“Tonight’s the opening. I’ve survived it fucking raining on me,” artist Jason Pulgarin exclaimed as he greeted guests at the opening of his exhibition at GR Gallery on the Bowery in Lower Manhattan last Friday.
Pulgarin had positioned himself in the narrow foyer of the gallery next to his painting, a colorful cartoon-like still life of a painter’s table complete with cigarette butts, brushes, stacks of bills, a gun, and a mug that reads “#1 Dad.” His double solo show with Daniel Núñez is up through September 30, but a parade of well-wishers kept insisting on selfies, preventing him from heading to the gallery’s back room.
“I’m honored to have a New York show. It’s a big thing,” he said. “Downtown is free and bohemian. You can wear a dress if you want to. I don’t go uptown, it’s too stiff.”
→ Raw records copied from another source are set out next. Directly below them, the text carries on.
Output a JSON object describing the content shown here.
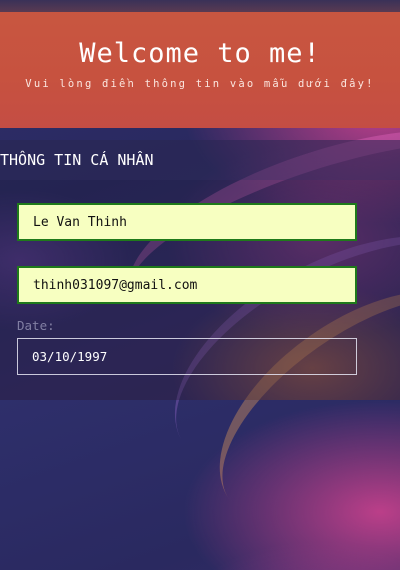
{
  "header": {
    "title": "Welcome to me!",
    "subtitle": "Vui lòng điền thông tin vào mẫu dưới đây!"
  },
  "section": {
    "title": "THÔNG TIN CÁ NHÂN"
  },
  "form": {
    "name_value": "Le Van Thinh",
    "email_value": "thinh031097@gmail.com",
    "date_label": "Date:",
    "date_value": "03/10/1997"
  },
  "colors": {
    "header_bg": "#c85741",
    "field_bg": "#f7ffc1",
    "field_border": "#1f7a1a"
  }
}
In the art world where it costs upwards of $30 to see masterpieces at a museum, New York’s gallery crawls remain a joyous, free experience to see works pushing the boundaries of contemporary art and get sloshed chatting up the artists who created them.
GR Gallery was one of dozens of Manhattan spaces staying open until 8pm and even later on Friday as part of the Armory Show’s Gallery Night. Coordinated events have returned in full force in recent months: Chelsea’s gallery hop on September 7 reportedly drew heavy crowds, as did Tribeca’s Gallery Walk. The Lower East Side appeared sparser, perhaps because its art venues are scattered along odd blocks from Great Jones Street to Monroe Street. Or maybe it was due to a volatile forecast of thunderstorms after a week of near-record-high temperatures.
At Clearing on Bowery, one other person wandered through shows featuring Peruvian Indigenous Shipibo-Conibo artists Sara Flores’s exquisite geometric patterned textile paintings and Celia Vasquez Yui’s bracing coil-built clay and resin sculptures (the official opening was on Wednesday). It was one of the strongest presentations in the neighborhood.
A lively crowd inhabited Sperone Westwater, which brought Washington, DC, artist Shaunté Gates back for his second show there, In Light of the Hunt. Gates’s paintings included photographs of friends and family that he turns into large collages with images from history textbooks, TV, and film to create heroic narratives. Many of Gates’s friends had come up from DC.
Down the street, High Noon was so crowded that artist Armita Raafat’s legion of fans spilled onto the sidewalk. Rocco Ruglio-Misurell and Carrick Bell, friends from the School of the Art Institute of Chicago, flew in from Berlin to see her intricate resin sculptures at her debut solo show Traces and Silences and squeezed in visits to Tanya Bonakdar, Selenas Mountain, and Microscope in Chelsea, too. They hadn’t visited the city since the pandemic.
“Everywhere seems so expensive and so far along in the process of gentrification,” Bell said. “In the past, you’d felt more experimentation here [on the LES], and less pressure to sell.”
On the other hand, crowds packed the inside of Derek Eller Gallery, which was lit like a rave thanks to Austin Martin White’s large-scale glow-in-the-dark fabric paintings that reference colonialism (he says his paintings are about “partying at the end of history”). His father, James Martin White, and brother, Kaiman White, were there to support him.
“I think it’s good exposure,” Kaiman observed of the Gallery Night event. “You can walk around and see multiple galleries and see multiple shows. I’m using an app for it.”
It was a challenge to see multiple galleries within the art crawl’s two-hour window (apparently Berlin’s gallery nights go for four hours or longer). By 8pm, Henry Street’s oldest gallery, 56 Henry, had closed, but ATM Gallery and Long Story Short still had plenty of stragglers thanks to Dreamers Coffee House’s inexplicably late-night hours — the coffee shop is expected to sell alcohol soon. Both galleries share the same owner, though ATM shows more established names while the latter likes to give artists their first New York show, Long Story Short’s Harry Walker explained. He had been entertaining visitors for several hours and was about to lead an after-party dinner for the opening.
“This time of year is when it all picks up again,” Walker said. “People want to see art and they want to get a drink after.”
Sounds like a good idea.